The $2.62 million solid waste management budget proposed by city staff includes $600,000 for new garbage trucks that are small enough to navigate high-density housing areas. The budget does not recommend increasing fees for trash collection this fiscal year. 

Speaking to council members at a budget work session, Newman said the city needs to double down on its efforts to combat illegal dumping, such as warning people about potential consequences. His department is putting up signs depicting people in handcuffs and warning them not to dump trash. 

Small amounts of illegal dumping can result in fines ranging from the city $500 to $2000. Large-scale dumping like the kind Newman’s department cleans up is prosecuted by the district attorney’s office.

“We’ve prosecuted the [offenses] for the city,” City Attorney Andy Segovia said. But large-scale dumping “is DA prosecution … that could be a felony, or they could go to jail.”

Bexar County District Attorney Joe Gonzales campaigned on a plan to prioritize prosecuting violent crimes, making crimes like dumping a low priority. On Wednesday, Bexar County announced the arrests of two people on charges of illegal dumping.
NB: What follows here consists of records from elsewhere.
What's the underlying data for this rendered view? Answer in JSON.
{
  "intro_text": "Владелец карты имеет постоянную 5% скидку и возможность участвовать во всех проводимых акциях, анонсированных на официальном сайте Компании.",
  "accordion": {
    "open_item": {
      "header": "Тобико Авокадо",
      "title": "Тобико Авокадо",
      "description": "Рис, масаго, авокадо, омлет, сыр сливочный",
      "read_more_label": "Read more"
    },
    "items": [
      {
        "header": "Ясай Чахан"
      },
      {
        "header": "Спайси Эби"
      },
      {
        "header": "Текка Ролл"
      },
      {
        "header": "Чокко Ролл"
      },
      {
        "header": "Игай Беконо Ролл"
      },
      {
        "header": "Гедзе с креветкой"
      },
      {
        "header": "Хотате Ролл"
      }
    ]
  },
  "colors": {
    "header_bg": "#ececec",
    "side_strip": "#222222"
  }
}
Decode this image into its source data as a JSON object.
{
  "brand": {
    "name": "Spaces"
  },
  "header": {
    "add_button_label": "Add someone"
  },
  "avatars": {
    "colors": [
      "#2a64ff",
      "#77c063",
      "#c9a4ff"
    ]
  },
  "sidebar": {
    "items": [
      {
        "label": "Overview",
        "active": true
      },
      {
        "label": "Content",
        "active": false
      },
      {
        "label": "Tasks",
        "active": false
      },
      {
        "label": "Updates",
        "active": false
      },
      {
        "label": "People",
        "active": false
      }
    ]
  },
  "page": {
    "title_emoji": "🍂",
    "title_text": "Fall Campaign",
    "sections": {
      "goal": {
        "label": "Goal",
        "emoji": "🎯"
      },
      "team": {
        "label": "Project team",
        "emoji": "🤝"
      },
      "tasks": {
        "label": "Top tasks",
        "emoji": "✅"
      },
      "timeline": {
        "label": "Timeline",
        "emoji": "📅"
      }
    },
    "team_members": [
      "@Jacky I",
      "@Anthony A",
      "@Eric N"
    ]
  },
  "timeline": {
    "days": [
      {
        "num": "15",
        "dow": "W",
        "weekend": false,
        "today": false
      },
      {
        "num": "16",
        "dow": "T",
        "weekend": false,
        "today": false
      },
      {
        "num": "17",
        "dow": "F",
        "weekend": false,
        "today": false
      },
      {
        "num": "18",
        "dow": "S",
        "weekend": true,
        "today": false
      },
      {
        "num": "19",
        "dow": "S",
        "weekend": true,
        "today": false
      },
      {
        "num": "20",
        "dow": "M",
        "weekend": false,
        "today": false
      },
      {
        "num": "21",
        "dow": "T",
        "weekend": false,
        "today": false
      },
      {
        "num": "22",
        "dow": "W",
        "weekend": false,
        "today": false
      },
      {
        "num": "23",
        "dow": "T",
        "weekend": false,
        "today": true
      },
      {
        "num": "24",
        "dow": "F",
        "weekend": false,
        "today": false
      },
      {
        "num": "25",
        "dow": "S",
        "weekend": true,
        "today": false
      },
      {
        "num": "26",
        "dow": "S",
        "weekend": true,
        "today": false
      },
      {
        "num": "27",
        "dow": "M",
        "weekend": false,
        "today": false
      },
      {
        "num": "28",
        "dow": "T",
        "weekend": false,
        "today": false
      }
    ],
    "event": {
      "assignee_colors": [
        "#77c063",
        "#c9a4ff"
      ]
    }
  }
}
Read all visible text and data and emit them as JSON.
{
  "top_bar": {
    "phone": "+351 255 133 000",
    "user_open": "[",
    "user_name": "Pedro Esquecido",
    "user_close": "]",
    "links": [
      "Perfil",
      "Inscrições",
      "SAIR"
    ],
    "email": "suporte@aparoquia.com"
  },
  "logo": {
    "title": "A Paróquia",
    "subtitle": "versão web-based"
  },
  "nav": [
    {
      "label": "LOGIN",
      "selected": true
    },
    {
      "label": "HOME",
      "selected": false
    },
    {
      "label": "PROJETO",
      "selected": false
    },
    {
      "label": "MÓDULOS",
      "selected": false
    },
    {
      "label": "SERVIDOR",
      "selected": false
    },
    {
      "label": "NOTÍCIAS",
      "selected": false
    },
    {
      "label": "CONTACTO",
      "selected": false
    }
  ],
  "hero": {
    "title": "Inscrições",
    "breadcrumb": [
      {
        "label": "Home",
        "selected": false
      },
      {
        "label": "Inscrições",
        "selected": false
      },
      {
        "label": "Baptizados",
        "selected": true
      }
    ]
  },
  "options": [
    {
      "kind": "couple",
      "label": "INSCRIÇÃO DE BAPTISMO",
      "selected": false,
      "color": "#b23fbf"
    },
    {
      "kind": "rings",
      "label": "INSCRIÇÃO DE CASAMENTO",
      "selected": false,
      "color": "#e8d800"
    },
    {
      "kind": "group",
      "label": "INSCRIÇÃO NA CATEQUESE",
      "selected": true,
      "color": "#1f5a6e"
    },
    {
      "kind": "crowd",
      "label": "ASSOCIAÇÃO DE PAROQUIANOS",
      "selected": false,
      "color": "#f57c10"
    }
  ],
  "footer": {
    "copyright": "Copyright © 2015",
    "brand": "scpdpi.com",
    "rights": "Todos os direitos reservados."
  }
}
The city added a team to address unlawful dumping last year and performed 9,000 cleanups of 2,500 tons of garbage. The team also cleaned up 235 encampments as the city contends with increasing levels of homelessness. 

The 2023 fiscal year budget calls for five new staff members for the illegal dumping cleanup team, plus money for the awareness campaign.

Almost every council member said the issue of illegal dumping ranked high among residents’ concerns. The cleanup staff account for roughly $850,000 of the city’s solid waste management budget.

Though the budget proposal doesn’t call for a rate increase, Councilman Clayton Perry (D10) said he was concerned that simply adding staff to address the problem would lead to a rate increase in the future.

“What are the consequences [for illegal dumping]? Have we ever prosecuted anyone for illegal dumping here?” Perry asked.

Councilman Jalen McKee-Rodriguez (D2) asked whether the city could instead encourage people not to dump trash illegally through signs directing them toward free drop-off locations, as opposed to threatening them with consequences.

“We’ve tried a few things. … We put a series of signs out when we built the bulky [trash dropoff] sites that said, ‘Don’t dump here, take it down the street [to a free garbage dropoff],” said Newman. “[The areas] just got filled up with illegal dumping right on top of the signs.”

Newman said the cleanup team sets its priorities based on residents’ requests as opposed to dividing its time evenly among the districts. It does not clean up encampments under freeways, which are the responsibility of the Texas Department of Transportation.

Newman’s budget presentation also called for ending the city’s brush disposal service for commercial customers in April 2023. The service would still be available for residents, but Newman said cutting out commercial customers would reduce on dust in the surrounding neighborhoods, as well as fire risks.

Andrea Drusch writes about local government for the San Antonio Report. She's covered politics in Washington, D.C., and Texas for the Fort Worth Star-Telegram, National Journal and Politico.